++++ ENTRIES SHOWN

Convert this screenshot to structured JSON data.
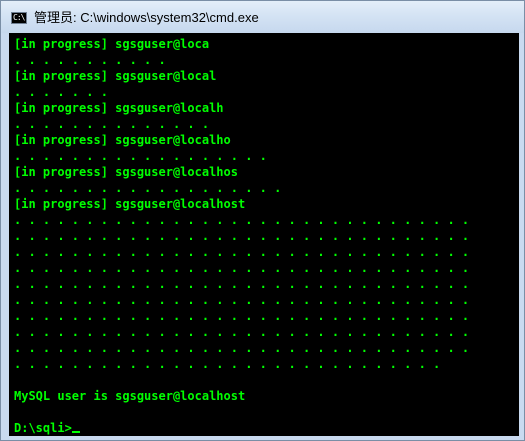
{
  "window": {
    "title": "管理员: C:\\windows\\system32\\cmd.exe",
    "icon": "console-icon",
    "icon_glyph": "C:\\"
  },
  "console": {
    "text_color": "#00ff00",
    "background_color": "#000000",
    "lines": [
      "[in progress] sgsguser@loca",
      ". . . . . . . . . . .",
      "[in progress] sgsguser@local",
      ". . . . . . .",
      "[in progress] sgsguser@localh",
      ". . . . . . . . . . . . . .",
      "[in progress] sgsguser@localho",
      ". . . . . . . . . . . . . . . . . .",
      "[in progress] sgsguser@localhos",
      ". . . . . . . . . . . . . . . . . . .",
      "[in progress] sgsguser@localhost",
      ". . . . . . . . . . . . . . . . . . . . . . . . . . . . . . . .",
      ". . . . . . . . . . . . . . . . . . . . . . . . . . . . . . . .",
      ". . . . . . . . . . . . . . . . . . . . . . . . . . . . . . . .",
      ". . . . . . . . . . . . . . . . . . . . . . . . . . . . . . . .",
      ". . . . . . . . . . . . . . . . . . . . . . . . . . . . . . . .",
      ". . . . . . . . . . . . . . . . . . . . . . . . . . . . . . . .",
      ". . . . . . . . . . . . . . . . . . . . . . . . . . . . . . . .",
      ". . . . . . . . . . . . . . . . . . . . . . . . . . . . . . . .",
      ". . . . . . . . . . . . . . . . . . . . . . . . . . . . . . . .",
      ". . . . . . . . . . . . . . . . . . . . . . . . . . . . . .",
      "MySQL user is sgsguser@localhost",
      ""
    ],
    "prompt": "D:\\sqli>"
  }
}
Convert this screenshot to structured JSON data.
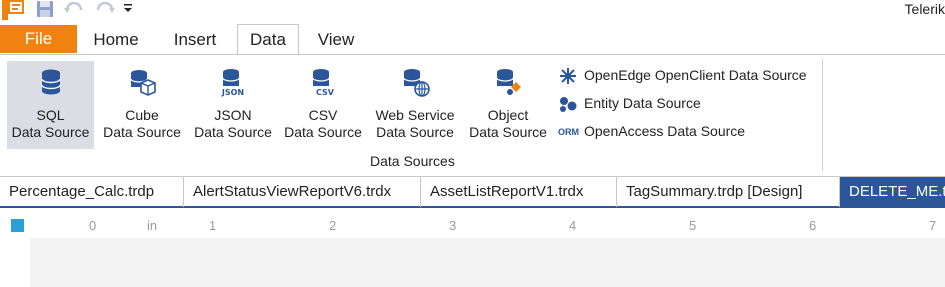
{
  "window": {
    "title_fragment": "Telerik"
  },
  "quick_access": {
    "app_icon": "report-designer-icon",
    "save_icon": "save-icon",
    "undo_icon": "undo-icon",
    "redo_icon": "redo-icon",
    "customize_icon": "customize-dropdown-icon"
  },
  "tabs": {
    "file": "File",
    "home": "Home",
    "insert": "Insert",
    "data": "Data",
    "view": "View"
  },
  "ribbon": {
    "group_label": "Data Sources",
    "buttons": [
      {
        "line1": "SQL",
        "line2": "Data Source",
        "icon": "database-icon"
      },
      {
        "line1": "Cube",
        "line2": "Data Source",
        "icon": "cube-database-icon"
      },
      {
        "line1": "JSON",
        "line2": "Data Source",
        "icon": "json-database-icon"
      },
      {
        "line1": "CSV",
        "line2": "Data Source",
        "icon": "csv-database-icon"
      },
      {
        "line1": "Web Service",
        "line2": "Data Source",
        "icon": "web-service-icon"
      },
      {
        "line1": "Object",
        "line2": "Data Source",
        "icon": "object-database-icon"
      }
    ],
    "small_buttons": [
      {
        "label": "OpenEdge OpenClient Data Source",
        "icon": "openedge-icon"
      },
      {
        "label": "Entity Data Source",
        "icon": "entity-icon"
      },
      {
        "label": "OpenAccess Data Source",
        "icon": "orm-icon",
        "icon_text": "ORM"
      }
    ],
    "colors": {
      "accent": "#2b579a",
      "file_tab": "#f0820f",
      "selected_button": "#dadde4"
    }
  },
  "doc_tabs": [
    "Percentage_Calc.trdp",
    "AlertStatusViewReportV6.trdx",
    "AssetListReportV1.trdx",
    "TagSummary.trdp [Design]",
    "DELETE_ME.trdp"
  ],
  "ruler": {
    "unit": "in",
    "labels": [
      "0",
      "1",
      "2",
      "3",
      "4",
      "5",
      "6",
      "7"
    ]
  }
}
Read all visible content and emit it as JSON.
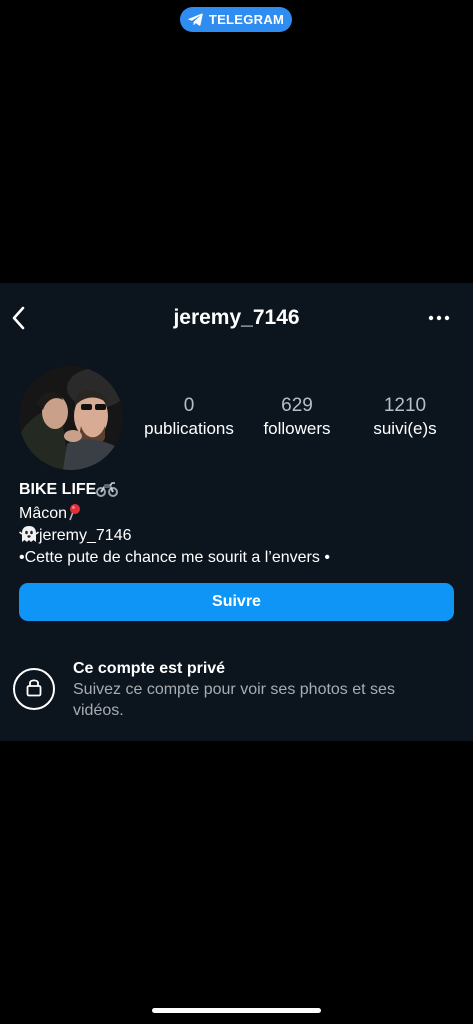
{
  "status_bar": {
    "telegram_label": "TELEGRAM",
    "icon": "telegram-plane-icon"
  },
  "header": {
    "username": "jeremy_7146",
    "back_icon": "chevron-left-icon",
    "more_icon": "more-horizontal-icon"
  },
  "stats": {
    "posts": {
      "value": "0",
      "label": "publications"
    },
    "followers": {
      "value": "629",
      "label": "followers"
    },
    "following": {
      "value": "1210",
      "label": "suivi(e)s"
    }
  },
  "bio": {
    "name": "BIKE LIFE",
    "name_emoji": "motorcycle-icon",
    "city": "Mâcon",
    "city_emoji": "round-pushpin-icon",
    "snap_emoji": "ghost-icon",
    "snap_handle": "jeremy_7146",
    "quote": "•Cette pute de chance me sourit a l’envers •"
  },
  "follow_button": {
    "label": "Suivre"
  },
  "private_notice": {
    "title": "Ce compte est privé",
    "description": "Suivez ce compte pour voir ses photos et ses vidéos.",
    "icon": "lock-icon"
  },
  "colors": {
    "panel_bg": "#0c141d",
    "accent": "#0f95f6",
    "telegram": "#2f8cf0",
    "muted_text": "#a8acb2"
  }
}
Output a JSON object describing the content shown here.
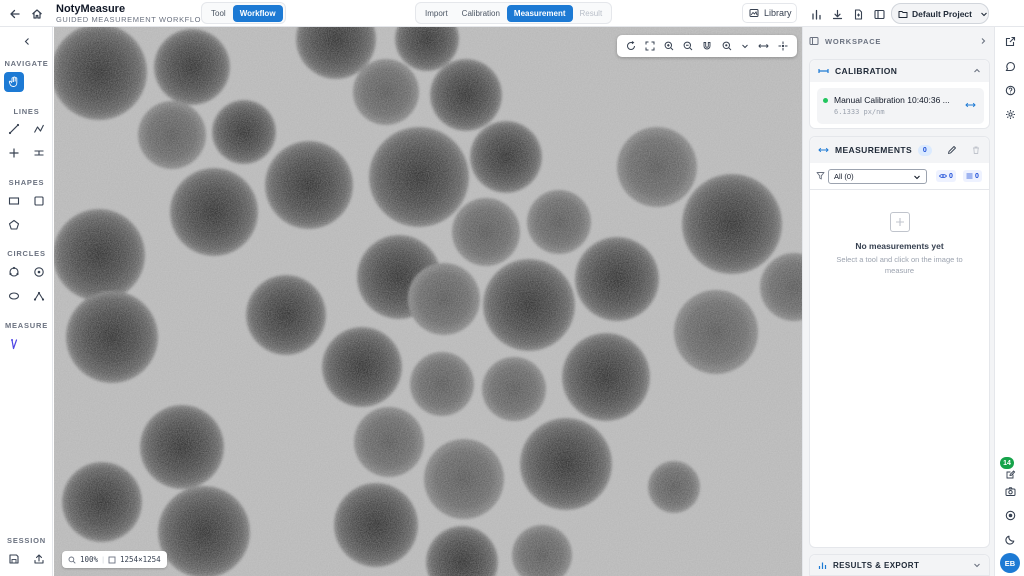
{
  "app": {
    "title": "NotyMeasure",
    "subtitle": "GUIDED MEASUREMENT WORKFLOW"
  },
  "mode_toggle": {
    "tool_label": "Tool",
    "workflow_label": "Workflow",
    "active": "Workflow"
  },
  "workflow_steps": [
    {
      "label": "Import",
      "state": "normal"
    },
    {
      "label": "Calibration",
      "state": "normal"
    },
    {
      "label": "Measurement",
      "state": "active"
    },
    {
      "label": "Result",
      "state": "disabled"
    }
  ],
  "header_actions": {
    "library_label": "Library",
    "project_label": "Default Project"
  },
  "left_tools": {
    "navigate": "NAVIGATE",
    "lines": "LINES",
    "shapes": "SHAPES",
    "circles": "CIRCLES",
    "measure": "MEASURE",
    "session": "SESSION"
  },
  "canvas": {
    "zoom_level": "100%",
    "image_size": "1254×1254"
  },
  "workspace": {
    "title": "WORKSPACE",
    "calibration": {
      "title": "CALIBRATION",
      "item_name": "Manual Calibration 10:40:36 ...",
      "item_scale": "6.1333 px/nm",
      "status_color": "#22c55e"
    },
    "measurements": {
      "title": "MEASUREMENTS",
      "count": "0",
      "filter_value": "All (0)",
      "visible_count": "0",
      "list_count": "0",
      "empty_title": "No measurements yet",
      "empty_hint": "Select a tool and click on the image to measure"
    },
    "results_title": "RESULTS & EXPORT"
  },
  "side_strip": {
    "notification_count": "14",
    "avatar_initials": "EB"
  },
  "colors": {
    "accent": "#1d7ad4",
    "badge_green": "#16a34a"
  }
}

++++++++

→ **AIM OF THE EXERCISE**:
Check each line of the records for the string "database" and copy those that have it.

→ **RESPONSE AREA**:
        "icon": "database-icon"
        "icon": "cube-database-icon"
        "icon": "json-database-icon"
        "icon": "csv-database-icon"
        "icon": "object-database-icon"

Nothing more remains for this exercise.